Neal McDonough was almost cast out of type in this film; having associated his previous work with gloriously played bad guys, most notably Robert Quarles in Justified and later Malcolm Beck in Yellowstone, I had to keep reminding myself that he was a good guy here. He pulls it out with a stoicism that I often associate with screen renditions of Wyatt Earp, though his character is his own.
In some ways, this is an “anti-buddy” movie – its overarching theme is one of brother against brother, fitting in a movie set immediately post-Civil War. But it’s also a movie about forgiveness, second chances, and the high costs of mercy, duty, and service.
It is a streamlined plot insofar as there are few subplots to consume screen time and create additional action. I was surprised to note that it is a full two hour (or so) long movie because it seemed much shorter. At its end the thought struck me that it felt more like a one hour series episode than a full movie, which prompted my ruminations about plot structure. The richness that is normally supplied by subplots (or “sidequests” as my gamers would say) is replaced by frequent flashbacks that provide backstory for the characters.

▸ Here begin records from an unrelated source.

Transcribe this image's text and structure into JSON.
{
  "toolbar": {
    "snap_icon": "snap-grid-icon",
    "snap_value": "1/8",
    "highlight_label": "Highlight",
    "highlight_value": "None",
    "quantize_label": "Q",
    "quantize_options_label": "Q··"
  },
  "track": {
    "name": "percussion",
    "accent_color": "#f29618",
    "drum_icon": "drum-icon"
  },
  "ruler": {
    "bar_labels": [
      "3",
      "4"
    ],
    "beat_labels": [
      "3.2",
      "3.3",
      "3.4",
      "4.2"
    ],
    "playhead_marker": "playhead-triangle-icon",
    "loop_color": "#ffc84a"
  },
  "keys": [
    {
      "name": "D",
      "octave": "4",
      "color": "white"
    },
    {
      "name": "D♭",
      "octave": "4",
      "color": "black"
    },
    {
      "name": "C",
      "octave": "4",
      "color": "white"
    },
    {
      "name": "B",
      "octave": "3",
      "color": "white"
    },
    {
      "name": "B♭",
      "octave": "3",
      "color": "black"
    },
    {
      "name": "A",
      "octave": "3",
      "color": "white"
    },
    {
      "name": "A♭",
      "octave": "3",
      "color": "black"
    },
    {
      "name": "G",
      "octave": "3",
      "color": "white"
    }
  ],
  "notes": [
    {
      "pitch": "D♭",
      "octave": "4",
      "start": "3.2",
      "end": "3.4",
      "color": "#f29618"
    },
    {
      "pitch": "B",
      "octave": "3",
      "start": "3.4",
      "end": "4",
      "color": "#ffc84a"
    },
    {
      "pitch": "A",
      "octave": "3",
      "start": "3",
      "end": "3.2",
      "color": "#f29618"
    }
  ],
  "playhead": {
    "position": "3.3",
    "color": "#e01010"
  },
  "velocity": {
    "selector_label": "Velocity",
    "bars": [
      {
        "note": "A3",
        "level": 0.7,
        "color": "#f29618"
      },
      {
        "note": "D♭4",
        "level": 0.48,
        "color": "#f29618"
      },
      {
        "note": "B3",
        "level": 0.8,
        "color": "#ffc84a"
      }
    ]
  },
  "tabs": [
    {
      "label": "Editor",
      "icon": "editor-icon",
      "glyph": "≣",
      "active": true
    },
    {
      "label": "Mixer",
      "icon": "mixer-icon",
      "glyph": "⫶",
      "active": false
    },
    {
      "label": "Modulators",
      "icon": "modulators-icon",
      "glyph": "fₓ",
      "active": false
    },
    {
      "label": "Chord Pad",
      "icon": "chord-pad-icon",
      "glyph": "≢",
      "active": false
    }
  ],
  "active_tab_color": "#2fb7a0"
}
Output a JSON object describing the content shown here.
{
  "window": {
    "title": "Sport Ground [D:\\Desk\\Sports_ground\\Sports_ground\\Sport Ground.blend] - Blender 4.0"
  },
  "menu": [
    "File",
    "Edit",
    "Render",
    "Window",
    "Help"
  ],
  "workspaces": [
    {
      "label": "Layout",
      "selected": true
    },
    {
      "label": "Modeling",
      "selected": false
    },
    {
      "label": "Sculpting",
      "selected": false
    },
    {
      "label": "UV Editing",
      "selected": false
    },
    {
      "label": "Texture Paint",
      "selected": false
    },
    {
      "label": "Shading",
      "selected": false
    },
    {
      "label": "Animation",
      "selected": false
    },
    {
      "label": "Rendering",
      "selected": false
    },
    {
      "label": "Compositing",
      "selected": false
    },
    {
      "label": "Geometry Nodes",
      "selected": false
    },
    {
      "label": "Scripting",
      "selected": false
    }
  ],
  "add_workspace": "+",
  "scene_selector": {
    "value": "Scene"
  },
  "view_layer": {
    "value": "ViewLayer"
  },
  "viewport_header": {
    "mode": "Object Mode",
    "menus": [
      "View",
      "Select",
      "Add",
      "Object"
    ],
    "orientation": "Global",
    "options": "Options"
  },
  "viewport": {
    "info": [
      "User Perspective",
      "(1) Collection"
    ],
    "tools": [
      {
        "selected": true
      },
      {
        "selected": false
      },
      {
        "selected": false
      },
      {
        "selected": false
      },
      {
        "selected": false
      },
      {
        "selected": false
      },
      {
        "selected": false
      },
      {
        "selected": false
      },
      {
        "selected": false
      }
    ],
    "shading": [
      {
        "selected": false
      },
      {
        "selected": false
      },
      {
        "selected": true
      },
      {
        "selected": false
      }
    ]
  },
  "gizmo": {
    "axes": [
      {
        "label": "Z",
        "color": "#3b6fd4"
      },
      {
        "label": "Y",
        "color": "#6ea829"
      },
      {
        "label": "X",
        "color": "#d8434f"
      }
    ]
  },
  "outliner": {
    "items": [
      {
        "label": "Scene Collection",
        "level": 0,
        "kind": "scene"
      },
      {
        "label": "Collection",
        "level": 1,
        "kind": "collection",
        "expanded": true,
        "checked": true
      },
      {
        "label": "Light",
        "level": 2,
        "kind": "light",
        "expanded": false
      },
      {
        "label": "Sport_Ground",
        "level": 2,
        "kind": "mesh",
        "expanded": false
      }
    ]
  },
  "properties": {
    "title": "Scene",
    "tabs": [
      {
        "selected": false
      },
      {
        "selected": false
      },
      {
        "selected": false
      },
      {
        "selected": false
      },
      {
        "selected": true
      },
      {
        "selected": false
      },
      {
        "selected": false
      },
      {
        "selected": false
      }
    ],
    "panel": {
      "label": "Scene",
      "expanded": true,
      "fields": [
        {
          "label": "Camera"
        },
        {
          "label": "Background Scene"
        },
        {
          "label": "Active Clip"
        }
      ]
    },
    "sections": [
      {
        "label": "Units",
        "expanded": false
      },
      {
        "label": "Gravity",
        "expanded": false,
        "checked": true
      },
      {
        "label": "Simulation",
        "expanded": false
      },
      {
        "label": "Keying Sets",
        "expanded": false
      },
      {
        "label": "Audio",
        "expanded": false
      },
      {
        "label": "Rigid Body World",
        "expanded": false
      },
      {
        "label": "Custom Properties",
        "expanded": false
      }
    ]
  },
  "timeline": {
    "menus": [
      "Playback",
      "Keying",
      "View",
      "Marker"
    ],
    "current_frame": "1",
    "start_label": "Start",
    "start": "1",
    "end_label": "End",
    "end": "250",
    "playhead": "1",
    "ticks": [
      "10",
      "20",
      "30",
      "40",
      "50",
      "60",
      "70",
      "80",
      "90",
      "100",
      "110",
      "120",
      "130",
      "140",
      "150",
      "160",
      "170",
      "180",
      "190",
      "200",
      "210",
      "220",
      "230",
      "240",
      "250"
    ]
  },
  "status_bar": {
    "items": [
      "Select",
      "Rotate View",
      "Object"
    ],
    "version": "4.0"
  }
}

This has been out a few months now, but is well worth looking up. Look for it on Amazon Prime!